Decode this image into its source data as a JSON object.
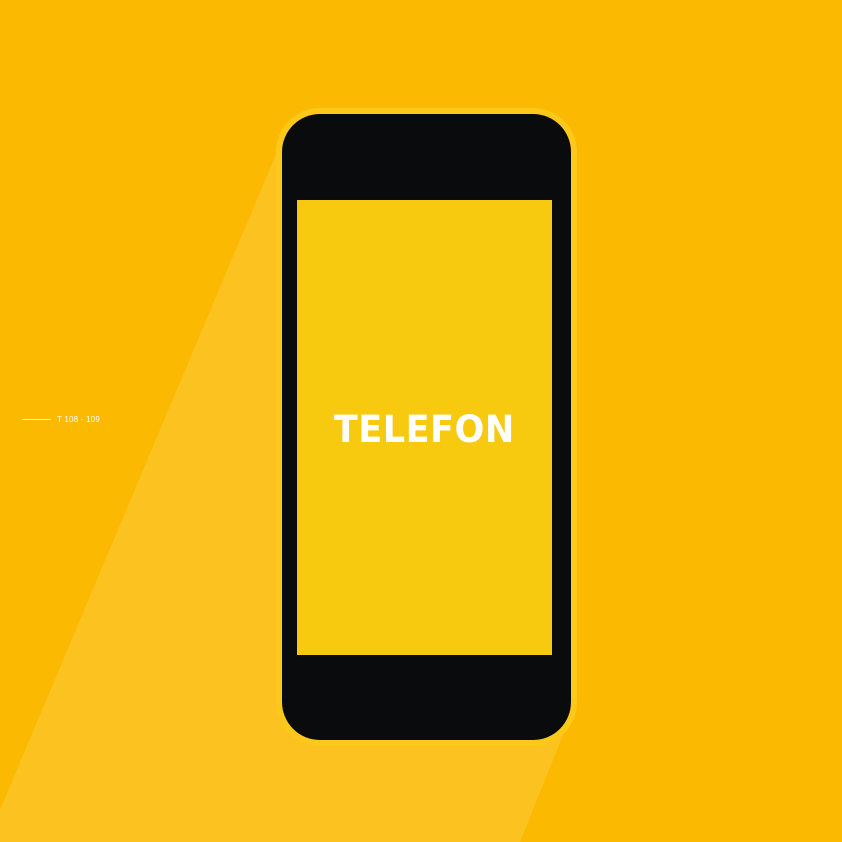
{
  "colors": {
    "background": "#FBB902",
    "light_beam": "#FCC21F",
    "phone_rim": "#FCC91A",
    "phone_body": "#0A0B0C",
    "screen": "#F7C90F",
    "text": "#FFFFFF"
  },
  "phone": {
    "screen_title": "TELEFON"
  },
  "page_reference": {
    "text": "T 108 - 109"
  }
}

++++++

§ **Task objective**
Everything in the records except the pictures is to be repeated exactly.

§ **Exercise solution**
Decode this image into its source data as a JSON object.
{
  "colors": {
    "background": "#FBB902",
    "light_beam": "#FCC21F",
    "phone_rim": "#FCC91A",
    "phone_body": "#0A0B0C",
    "screen": "#F7C90F",
    "text": "#FFFFFF"
  },
  "phone": {
    "screen_title": "TELEFON"
  },
  "page_reference": {
    "text": "T 108 - 109"
  }
}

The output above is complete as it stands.